And a year later, Xi was elevated to “core” leader of the Chinese Communist Party by the Central Committee, the same rank that only Deng Xiaoping and Mao Zedong received.
PROFESSIONALISATION OF PLA
Xi has moved quickly to strengthen the PLA and give it bite to its bark. Military reforms since 2014 emphasise professionalism, mobility and force projection. The Ground Force would develop “all-region mobility and three-dimensional offensive and defensive capabilities”. Joint-level training would become the norm. Group Armies would integrate various combat modules to fight in cold highlands and mountainous jungles.
Force projection, with new submarines and a new aircraft carrier, would help the PLA Navy sail further and faster. Thanks to the recent army downsizing, the marine’s third brigade was formed out of an infantry brigade from the former 26th Group Army. A second aircraft carrier is said to be under construction in Shanghai.
Meanwhile, the Air Force continues to develop its own suite of advanced aircraft, which includes an indigenously developed Y-20 transport plane and the J-31 stealth fighter. This may put the PLA Air Force in a better position to undertake integrated air and space operations.
Heightened tensions on the Korean Peninsula have also put the PLA’s Rocket Force in the limelight. It has responded to South Korea’s THAAD deployment by highlighting the Rocket Force’s capability to launch at short notice. It also revealed in a recent test a new missile model, the Dongfeng-class medium-range ballistic missile E/A DF26B, which is believed to have electromagnetic warfare capabilities.
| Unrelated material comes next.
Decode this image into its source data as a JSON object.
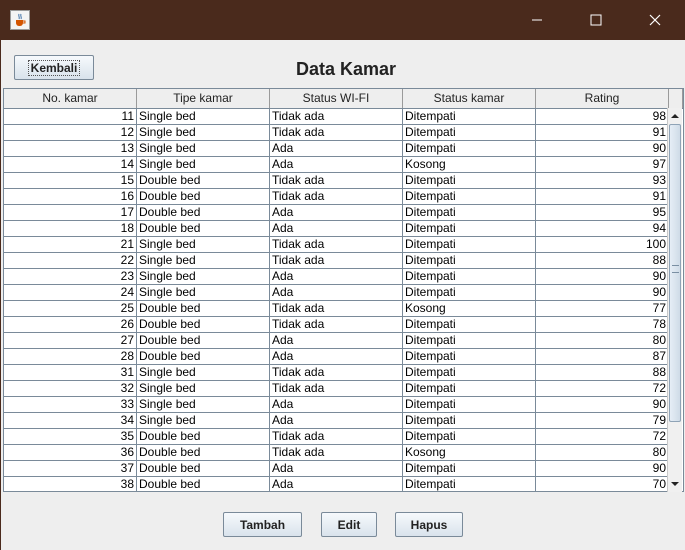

PLA leaders will be happy with all these new capabilities. The PLA is now better able to show it can protect China’s interests amid evolving challenges.
Xi Jinping’s military reforms are producing a PLA that is catching up to its Western counterparts in conventional military capabilities while having the space to continue developing its asymmetric warfare capabilities. This will greatly strengthen Xi’s hand to pursue a more assertive foreign policy, especially in the South China Sea.
The image of a China able and willing to stand up to pressure from the US and its allies has also increased Xi’s domestic political capital. It seems that the sweeping reforms to the PLA has strengthened Xi's hand, giving him greater flexibility and manoeuvering space within his party.
The 19th Party Congress when held will be an occasion for displaying the power of the core leadership.
Even so, despite having to rely on the PLA as a key policy instrument in his China Revival programme, the CMC Chairman will remain wary of any expansion of the military’s political influence. Instead of rewarding the generals, Xi will likely tighten his grip on top PLA leadership appointments in the coming 19th Party Congress.
Ng Ka Po is Professor of International Relations at the University of Niigata Prefecture.